## [WORK INSTRUCTIONS]
Lines with "Расчленение": report how many there are in the listing below, giving the number and nothing else.

## [RECORDS TO USE]

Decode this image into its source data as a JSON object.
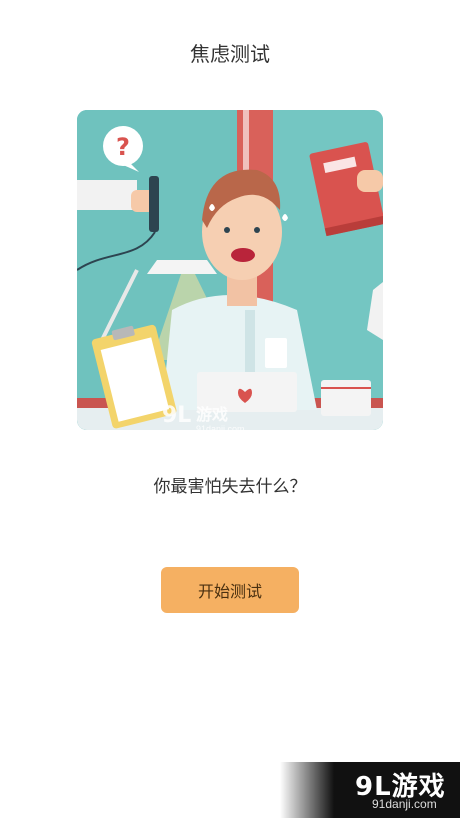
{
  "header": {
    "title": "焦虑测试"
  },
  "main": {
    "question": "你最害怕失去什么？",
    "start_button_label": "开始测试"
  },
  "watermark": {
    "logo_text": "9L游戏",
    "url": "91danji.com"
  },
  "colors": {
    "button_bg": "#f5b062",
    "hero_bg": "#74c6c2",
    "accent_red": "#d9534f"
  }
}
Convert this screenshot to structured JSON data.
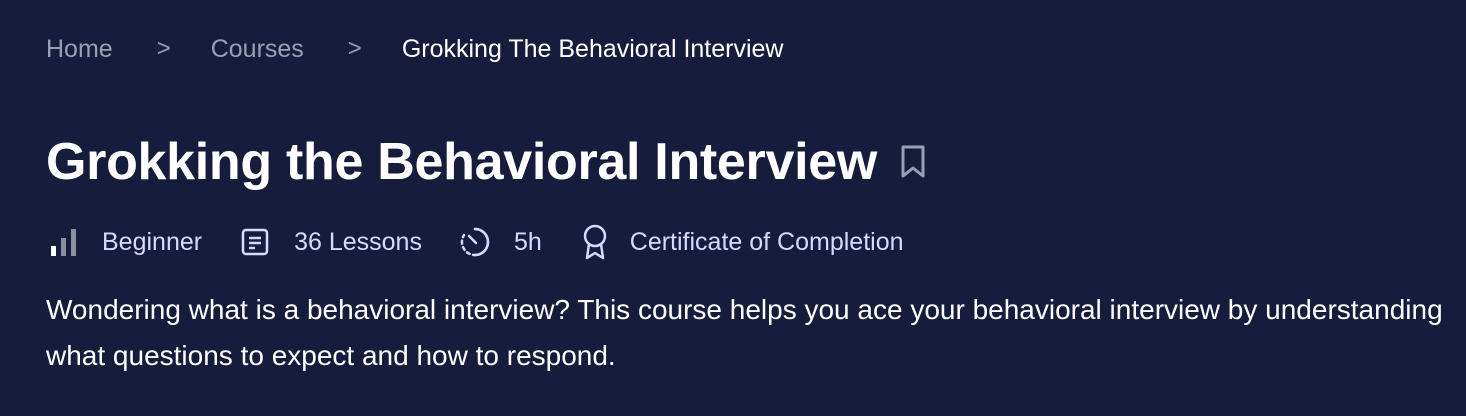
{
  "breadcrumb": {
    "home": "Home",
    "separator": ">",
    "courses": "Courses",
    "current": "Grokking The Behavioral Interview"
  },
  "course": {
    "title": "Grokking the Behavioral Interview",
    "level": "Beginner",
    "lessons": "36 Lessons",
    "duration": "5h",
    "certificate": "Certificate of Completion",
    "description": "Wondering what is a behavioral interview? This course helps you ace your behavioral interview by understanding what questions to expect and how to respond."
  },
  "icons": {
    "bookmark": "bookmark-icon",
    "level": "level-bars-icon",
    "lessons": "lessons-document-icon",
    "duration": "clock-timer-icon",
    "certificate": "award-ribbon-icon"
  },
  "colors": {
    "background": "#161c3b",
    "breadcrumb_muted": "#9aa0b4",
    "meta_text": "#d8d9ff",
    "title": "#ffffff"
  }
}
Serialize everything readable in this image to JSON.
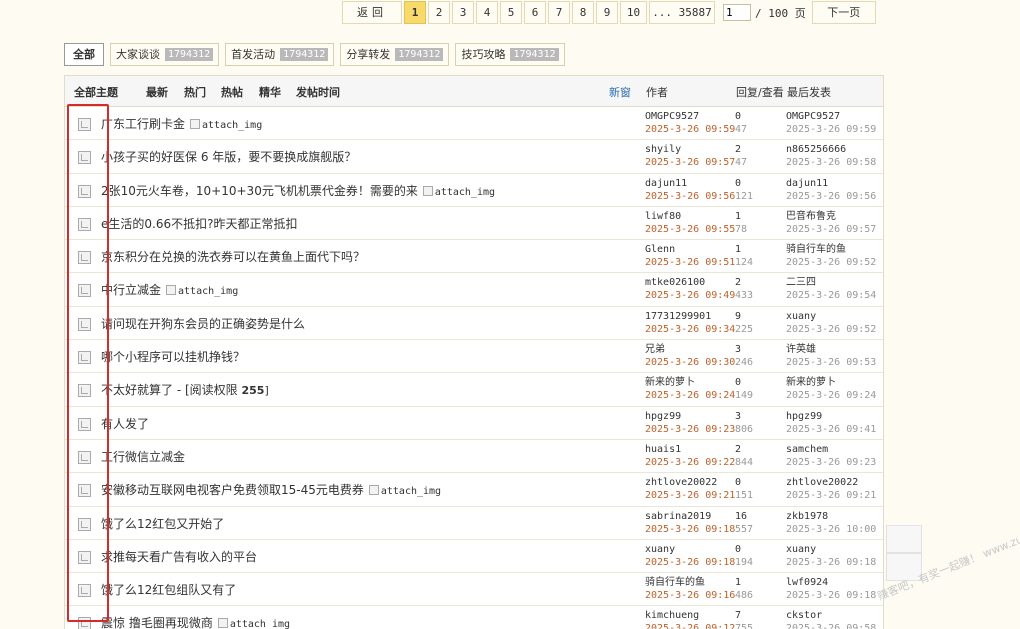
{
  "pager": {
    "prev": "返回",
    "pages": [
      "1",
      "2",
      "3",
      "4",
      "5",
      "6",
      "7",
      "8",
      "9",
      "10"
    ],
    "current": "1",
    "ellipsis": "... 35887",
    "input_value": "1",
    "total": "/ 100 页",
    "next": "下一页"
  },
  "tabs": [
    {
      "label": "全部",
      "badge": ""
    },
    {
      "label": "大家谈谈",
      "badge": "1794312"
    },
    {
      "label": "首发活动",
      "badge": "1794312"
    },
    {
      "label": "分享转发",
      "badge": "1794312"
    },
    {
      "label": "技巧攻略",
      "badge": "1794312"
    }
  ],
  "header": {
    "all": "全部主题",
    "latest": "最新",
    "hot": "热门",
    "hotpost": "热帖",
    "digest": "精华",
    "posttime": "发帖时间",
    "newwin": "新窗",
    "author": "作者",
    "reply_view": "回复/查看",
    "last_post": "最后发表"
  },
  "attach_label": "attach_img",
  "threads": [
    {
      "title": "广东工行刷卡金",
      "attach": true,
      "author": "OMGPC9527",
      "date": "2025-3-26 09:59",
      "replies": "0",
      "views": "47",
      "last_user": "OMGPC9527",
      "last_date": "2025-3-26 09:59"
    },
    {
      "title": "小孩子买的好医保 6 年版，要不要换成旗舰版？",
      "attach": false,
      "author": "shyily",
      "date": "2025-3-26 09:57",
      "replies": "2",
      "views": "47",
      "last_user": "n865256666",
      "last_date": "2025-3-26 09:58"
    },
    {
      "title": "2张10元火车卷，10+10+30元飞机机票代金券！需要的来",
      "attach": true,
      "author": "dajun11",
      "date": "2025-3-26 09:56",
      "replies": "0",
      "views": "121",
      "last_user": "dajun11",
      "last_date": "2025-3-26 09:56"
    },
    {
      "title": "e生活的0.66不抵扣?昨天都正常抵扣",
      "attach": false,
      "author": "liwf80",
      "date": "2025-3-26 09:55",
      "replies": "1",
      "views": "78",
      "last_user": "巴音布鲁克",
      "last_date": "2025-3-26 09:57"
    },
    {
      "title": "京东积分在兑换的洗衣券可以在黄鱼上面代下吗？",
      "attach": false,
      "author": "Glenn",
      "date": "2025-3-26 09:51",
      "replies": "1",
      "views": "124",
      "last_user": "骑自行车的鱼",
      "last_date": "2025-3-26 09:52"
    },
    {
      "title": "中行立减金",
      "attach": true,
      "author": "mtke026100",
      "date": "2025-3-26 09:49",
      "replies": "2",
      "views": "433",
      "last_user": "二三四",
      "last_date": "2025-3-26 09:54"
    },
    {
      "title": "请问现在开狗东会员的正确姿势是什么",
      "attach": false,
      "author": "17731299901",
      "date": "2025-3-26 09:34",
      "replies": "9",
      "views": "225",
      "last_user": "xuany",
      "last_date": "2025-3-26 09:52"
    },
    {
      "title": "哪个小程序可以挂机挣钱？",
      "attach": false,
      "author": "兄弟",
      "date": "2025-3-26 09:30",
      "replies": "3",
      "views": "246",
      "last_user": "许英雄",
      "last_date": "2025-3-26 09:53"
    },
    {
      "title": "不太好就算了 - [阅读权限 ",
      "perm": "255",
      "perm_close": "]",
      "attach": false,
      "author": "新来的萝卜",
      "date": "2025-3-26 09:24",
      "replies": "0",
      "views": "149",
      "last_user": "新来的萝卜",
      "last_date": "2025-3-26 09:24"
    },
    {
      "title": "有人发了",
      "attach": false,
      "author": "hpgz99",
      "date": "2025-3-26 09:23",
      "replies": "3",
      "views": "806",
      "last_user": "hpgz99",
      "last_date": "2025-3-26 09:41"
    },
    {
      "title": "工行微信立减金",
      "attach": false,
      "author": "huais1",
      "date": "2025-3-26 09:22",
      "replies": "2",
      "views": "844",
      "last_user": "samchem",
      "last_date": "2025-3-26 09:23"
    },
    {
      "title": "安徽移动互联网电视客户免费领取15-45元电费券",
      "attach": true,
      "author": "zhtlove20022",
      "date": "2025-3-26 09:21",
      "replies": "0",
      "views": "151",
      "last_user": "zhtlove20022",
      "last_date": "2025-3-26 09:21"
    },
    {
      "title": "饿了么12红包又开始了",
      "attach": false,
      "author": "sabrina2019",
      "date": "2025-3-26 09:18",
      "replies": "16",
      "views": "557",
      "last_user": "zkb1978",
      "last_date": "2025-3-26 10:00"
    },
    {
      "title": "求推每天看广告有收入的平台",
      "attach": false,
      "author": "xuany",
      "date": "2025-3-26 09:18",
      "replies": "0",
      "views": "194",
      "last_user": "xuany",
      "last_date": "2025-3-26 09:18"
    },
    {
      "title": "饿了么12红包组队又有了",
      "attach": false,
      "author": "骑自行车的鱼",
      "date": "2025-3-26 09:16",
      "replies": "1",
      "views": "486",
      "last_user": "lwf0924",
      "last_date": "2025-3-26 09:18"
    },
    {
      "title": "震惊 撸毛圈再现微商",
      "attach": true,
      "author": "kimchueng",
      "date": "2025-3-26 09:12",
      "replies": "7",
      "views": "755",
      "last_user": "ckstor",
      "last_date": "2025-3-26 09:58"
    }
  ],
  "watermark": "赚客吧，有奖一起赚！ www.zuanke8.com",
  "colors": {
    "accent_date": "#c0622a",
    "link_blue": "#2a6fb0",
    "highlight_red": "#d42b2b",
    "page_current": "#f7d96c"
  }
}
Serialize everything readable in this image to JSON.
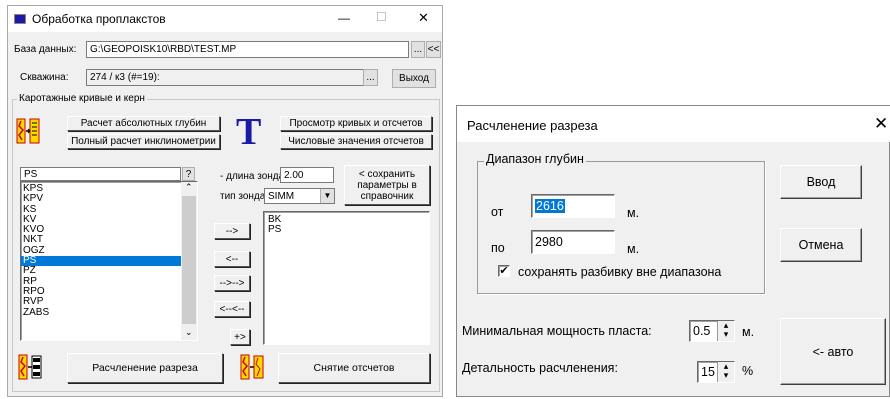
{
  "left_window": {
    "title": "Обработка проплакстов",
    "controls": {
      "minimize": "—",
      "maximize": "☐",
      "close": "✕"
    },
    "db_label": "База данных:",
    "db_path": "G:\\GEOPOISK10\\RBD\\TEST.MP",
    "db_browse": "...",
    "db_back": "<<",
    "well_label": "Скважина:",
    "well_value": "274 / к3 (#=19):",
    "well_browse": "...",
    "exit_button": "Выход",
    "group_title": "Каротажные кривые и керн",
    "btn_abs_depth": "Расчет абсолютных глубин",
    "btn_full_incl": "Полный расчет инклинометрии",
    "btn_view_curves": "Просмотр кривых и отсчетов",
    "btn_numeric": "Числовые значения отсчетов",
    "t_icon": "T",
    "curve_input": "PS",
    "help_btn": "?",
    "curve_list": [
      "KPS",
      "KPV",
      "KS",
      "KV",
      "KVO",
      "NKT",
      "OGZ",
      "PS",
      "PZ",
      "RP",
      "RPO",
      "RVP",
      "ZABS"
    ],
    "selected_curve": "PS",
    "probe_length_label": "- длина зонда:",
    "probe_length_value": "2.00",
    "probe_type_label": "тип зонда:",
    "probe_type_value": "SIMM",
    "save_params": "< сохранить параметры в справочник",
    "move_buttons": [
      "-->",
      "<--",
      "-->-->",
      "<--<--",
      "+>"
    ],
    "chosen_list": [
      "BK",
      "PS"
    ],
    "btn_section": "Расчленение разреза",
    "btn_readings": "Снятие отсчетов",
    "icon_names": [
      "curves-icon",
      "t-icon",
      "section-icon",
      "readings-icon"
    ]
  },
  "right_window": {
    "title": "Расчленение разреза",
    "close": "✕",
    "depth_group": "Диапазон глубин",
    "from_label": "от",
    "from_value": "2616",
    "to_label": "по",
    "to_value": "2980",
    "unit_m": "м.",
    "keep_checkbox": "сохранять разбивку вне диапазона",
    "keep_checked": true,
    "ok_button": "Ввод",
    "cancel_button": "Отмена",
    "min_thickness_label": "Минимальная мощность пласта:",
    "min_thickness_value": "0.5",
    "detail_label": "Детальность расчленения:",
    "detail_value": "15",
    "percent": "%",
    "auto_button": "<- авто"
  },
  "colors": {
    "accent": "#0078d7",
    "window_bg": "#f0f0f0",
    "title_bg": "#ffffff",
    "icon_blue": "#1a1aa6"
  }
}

## [RESPONSE BELOW]
2